The APS Agreement permitted Burford to terminate at any time on thirty days' notice. But it also held Burford to a one year non-compete requirement after termination.

In contrast, this is how APS could terminate the Agreement: "APS cannot terminate this Agreement unless it is violated by Burford." The appeals court found it significant that Burford's contract violation was the exclusive basis under which APS could terminate the Agreement. To the trial court, the provision was superfluous – of course, a party can terminate an agreement when the other party breaches. But to Judge Hamilton, this violated a canon of contract construction to interpret contracts to give every provision meaning. By making this the exclusive basis for termination, APS gave up its right to terminate at will, which might have been implied otherwise.
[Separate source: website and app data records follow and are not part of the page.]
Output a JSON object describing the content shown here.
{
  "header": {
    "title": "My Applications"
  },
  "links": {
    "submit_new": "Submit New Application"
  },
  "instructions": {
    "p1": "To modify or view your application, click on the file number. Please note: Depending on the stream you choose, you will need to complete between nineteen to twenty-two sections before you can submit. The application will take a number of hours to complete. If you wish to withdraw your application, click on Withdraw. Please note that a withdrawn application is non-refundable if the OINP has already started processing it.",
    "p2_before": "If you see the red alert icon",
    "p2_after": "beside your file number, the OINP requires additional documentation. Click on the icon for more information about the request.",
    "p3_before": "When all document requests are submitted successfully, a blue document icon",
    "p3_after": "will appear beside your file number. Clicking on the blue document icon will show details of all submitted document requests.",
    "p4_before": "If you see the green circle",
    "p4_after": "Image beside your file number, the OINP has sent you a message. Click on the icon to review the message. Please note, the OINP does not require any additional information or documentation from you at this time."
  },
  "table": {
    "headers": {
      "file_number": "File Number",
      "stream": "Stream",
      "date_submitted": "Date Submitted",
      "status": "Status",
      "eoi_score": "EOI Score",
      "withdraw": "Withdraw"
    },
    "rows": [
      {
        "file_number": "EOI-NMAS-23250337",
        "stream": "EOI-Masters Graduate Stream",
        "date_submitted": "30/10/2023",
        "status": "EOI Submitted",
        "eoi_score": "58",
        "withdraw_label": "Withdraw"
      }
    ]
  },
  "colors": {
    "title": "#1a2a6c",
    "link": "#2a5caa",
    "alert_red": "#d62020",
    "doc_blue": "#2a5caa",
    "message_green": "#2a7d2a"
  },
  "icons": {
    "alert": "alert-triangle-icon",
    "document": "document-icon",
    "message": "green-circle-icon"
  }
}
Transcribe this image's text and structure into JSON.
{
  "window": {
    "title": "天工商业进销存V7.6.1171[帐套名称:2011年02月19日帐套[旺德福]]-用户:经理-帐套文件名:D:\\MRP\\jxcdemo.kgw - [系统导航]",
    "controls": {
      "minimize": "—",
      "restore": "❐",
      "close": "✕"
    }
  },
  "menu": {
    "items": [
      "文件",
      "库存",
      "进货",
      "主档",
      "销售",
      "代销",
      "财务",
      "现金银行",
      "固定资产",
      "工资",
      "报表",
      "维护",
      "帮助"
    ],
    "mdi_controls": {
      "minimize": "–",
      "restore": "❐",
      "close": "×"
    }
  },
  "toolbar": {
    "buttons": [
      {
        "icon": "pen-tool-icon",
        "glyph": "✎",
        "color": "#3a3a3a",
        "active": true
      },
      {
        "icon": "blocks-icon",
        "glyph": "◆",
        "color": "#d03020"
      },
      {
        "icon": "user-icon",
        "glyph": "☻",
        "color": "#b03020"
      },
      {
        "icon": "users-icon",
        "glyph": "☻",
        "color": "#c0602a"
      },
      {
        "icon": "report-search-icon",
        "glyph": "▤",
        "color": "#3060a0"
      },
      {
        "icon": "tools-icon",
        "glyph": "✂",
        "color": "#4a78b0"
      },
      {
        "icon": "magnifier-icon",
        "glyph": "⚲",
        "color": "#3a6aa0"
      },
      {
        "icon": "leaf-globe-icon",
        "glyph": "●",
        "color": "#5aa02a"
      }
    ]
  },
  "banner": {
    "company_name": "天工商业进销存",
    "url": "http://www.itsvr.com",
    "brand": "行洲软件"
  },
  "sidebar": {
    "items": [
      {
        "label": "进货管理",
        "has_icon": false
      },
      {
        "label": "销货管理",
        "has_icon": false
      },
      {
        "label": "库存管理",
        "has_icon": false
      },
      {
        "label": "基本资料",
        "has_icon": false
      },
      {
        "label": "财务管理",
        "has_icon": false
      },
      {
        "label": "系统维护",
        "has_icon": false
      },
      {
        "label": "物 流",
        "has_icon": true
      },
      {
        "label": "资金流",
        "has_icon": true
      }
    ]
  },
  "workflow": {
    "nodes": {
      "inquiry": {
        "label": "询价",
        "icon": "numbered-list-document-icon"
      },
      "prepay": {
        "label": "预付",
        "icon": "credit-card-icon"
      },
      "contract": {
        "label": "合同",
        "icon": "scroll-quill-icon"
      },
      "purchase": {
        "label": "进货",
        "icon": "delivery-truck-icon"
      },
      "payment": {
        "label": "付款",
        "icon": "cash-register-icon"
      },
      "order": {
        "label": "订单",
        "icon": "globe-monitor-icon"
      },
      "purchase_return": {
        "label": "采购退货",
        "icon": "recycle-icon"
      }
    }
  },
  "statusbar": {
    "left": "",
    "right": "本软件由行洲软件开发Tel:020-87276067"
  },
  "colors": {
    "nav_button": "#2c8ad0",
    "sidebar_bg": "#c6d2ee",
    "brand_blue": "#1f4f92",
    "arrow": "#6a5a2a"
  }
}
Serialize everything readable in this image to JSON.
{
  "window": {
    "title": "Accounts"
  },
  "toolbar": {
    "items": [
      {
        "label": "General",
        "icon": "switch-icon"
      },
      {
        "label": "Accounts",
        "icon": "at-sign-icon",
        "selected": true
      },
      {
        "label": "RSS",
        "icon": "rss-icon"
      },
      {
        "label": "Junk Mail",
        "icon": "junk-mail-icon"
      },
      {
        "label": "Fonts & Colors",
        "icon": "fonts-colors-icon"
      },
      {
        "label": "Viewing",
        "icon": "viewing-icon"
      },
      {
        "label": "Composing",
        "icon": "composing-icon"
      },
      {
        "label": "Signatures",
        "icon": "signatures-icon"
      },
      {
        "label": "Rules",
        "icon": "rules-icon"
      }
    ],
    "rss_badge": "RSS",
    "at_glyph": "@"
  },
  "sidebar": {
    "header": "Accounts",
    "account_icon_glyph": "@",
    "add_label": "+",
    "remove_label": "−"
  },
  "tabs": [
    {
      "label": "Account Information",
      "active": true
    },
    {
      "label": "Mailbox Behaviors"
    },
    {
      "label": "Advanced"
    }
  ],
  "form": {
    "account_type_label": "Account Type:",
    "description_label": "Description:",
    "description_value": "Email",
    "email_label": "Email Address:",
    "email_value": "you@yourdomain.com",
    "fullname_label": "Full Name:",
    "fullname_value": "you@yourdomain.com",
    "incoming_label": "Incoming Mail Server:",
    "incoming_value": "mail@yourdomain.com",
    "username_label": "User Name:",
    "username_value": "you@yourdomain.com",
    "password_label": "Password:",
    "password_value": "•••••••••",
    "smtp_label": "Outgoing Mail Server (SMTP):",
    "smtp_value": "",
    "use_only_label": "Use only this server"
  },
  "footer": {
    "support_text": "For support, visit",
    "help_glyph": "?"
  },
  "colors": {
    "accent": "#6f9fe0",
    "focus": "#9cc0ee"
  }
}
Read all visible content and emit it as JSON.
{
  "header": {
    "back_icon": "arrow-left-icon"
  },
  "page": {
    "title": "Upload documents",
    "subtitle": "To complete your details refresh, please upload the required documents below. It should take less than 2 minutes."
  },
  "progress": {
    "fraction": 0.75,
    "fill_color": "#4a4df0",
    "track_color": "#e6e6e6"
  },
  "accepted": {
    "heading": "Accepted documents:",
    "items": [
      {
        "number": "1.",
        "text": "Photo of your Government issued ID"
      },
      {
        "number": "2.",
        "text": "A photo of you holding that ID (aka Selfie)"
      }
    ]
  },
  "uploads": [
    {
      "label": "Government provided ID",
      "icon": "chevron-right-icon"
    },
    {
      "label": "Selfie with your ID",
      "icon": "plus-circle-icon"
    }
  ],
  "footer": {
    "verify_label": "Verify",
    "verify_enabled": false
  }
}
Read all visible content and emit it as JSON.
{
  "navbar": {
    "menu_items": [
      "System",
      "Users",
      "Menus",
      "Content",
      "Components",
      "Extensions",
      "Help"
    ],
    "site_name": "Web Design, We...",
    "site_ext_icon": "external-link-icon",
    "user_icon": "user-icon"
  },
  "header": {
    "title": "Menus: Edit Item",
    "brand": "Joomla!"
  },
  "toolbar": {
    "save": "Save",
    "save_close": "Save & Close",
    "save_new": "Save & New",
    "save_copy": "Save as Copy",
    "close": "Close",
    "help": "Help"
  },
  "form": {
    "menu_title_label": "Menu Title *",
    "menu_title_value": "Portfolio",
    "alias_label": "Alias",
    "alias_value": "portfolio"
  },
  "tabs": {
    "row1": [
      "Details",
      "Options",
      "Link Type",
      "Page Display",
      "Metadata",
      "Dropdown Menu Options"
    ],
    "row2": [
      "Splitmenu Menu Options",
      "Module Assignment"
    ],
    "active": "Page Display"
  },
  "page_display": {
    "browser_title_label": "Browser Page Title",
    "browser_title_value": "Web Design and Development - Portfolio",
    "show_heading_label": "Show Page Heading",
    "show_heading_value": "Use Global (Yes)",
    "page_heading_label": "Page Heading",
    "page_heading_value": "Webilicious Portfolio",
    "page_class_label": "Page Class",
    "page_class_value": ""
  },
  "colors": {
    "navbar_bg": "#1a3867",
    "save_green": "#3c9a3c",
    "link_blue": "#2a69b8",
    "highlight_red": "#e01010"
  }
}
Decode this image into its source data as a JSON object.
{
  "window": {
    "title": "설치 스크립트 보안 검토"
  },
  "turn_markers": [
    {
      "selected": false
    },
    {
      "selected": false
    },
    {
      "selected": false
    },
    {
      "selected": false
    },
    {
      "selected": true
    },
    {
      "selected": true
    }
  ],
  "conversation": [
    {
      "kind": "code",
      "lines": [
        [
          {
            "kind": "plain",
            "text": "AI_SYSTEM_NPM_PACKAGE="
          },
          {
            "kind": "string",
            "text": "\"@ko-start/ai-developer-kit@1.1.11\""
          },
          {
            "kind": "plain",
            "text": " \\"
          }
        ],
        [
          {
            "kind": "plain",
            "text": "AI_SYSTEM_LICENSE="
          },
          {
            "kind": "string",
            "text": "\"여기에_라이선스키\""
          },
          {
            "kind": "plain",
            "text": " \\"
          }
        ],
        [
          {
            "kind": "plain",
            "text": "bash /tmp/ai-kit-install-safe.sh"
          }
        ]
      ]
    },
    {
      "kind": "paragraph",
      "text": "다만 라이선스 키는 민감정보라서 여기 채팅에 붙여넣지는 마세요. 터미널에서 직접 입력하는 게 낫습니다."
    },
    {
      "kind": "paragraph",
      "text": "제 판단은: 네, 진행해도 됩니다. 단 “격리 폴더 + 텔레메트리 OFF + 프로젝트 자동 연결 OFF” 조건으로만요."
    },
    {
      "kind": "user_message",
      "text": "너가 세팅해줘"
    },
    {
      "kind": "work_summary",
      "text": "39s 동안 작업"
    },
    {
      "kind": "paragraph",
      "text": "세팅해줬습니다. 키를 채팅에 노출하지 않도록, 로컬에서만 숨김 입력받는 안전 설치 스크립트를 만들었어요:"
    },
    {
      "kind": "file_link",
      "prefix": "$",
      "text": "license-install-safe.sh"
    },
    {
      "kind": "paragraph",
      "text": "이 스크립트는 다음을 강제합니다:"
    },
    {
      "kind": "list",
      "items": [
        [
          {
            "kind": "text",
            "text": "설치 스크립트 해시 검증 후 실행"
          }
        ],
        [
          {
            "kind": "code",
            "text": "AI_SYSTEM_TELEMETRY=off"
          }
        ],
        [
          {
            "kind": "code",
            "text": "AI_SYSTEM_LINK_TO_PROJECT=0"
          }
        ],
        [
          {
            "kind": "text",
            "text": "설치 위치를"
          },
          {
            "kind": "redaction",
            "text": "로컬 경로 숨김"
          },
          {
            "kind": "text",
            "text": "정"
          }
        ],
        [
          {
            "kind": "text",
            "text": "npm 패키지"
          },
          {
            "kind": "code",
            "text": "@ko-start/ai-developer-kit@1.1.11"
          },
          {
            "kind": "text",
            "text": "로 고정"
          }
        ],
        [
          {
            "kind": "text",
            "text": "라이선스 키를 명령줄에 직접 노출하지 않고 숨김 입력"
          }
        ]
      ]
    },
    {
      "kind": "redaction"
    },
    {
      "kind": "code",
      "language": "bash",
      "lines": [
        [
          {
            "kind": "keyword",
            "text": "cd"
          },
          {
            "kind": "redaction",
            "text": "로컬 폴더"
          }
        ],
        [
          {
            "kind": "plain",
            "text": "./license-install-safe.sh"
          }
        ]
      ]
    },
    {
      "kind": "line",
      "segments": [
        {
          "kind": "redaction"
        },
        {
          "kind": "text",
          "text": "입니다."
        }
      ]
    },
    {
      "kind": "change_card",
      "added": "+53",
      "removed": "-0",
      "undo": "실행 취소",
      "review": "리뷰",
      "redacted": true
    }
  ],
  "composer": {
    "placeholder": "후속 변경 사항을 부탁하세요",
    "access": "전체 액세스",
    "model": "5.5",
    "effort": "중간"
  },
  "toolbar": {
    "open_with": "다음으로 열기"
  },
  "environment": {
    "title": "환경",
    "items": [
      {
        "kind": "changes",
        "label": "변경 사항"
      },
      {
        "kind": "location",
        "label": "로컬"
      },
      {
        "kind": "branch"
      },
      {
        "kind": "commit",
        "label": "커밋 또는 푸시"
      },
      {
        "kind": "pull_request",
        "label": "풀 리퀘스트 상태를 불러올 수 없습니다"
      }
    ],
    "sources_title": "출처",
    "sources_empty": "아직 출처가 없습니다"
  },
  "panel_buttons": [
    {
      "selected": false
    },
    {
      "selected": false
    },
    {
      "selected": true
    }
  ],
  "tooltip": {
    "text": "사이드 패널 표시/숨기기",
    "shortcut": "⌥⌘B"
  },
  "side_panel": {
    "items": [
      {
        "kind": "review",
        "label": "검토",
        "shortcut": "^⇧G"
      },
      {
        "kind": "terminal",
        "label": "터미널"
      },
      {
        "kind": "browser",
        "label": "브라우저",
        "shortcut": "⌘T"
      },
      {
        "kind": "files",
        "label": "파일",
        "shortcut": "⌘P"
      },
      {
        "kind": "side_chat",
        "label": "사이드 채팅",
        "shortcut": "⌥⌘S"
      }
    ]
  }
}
In our Risk Management Update on the Rico case (referenced above), we classified agreements as follows:

  1. Agreements that simply provide that they can only be terminated with the consent of both parties will be treated as agreements of indefinite duration, thus being terminable at will by either party.
  2. Agreements that provide that they can be terminated with the consent of both parties might be enforced if a contingency is added that permits termination, which would make the termination provision more definite and more likely to be enforced.
  3. Agreements that provide that a party "may" terminate upon a certain event (not just at will) may permit that party to terminate at will, since "may" suggests that the events are not exclusive.
  4. Agreements providing that the events that trigger termination are the exclusive reasons for termination may save the termination provision and permit it to be enforced.

Apparently the trial court classified the APS Agreement in the first category – an agreement that could only be terminated with the consent of both parties.

But Judge Hamilton took a different view. His analysis was that the parties had used their freedom of contract to balance their risks and benefits.

  • APS agreed that it could only terminate if Burford violated the Agreement. This limited APS but protected Burford from the risk of building goodwill in his territory, only to be terminated by APS, which could then take advantage of Burford's efforts. Notably, poor performance was a violation of the Agreement and could be a basis for termination.
  • Burford could terminate at any time, with or without cause. This gave Burford flexibility, but the non-competition provision also limited Burford after termination and protected APS.

So, Judge Hamilton would likely classify the APS Agreement in the fourth category – an indefinite agreement that included exclusive reasons for termination.

The Burford case illustrates the balance the courts strike between the policy that disfavors perpetual contracts versus the policy that allows parties freedom of contract. Courts will strike down perpetual contracts (as in the Rico case). But courts will allow parties to restrict their ability to terminate an agreement (as in the Burford case).

In the Rico case, legal counsel did not prepare the agreement. Although not noted by Judge Hamilton, it seems likely legal counsel did not prepare the APS Agreement either. But even experienced legal counsel should be sensitive to how renewal and termination provisions would be analyzed by a court so as to avoid unintended results, as seems to have happened in both the Rico and the Burford cases.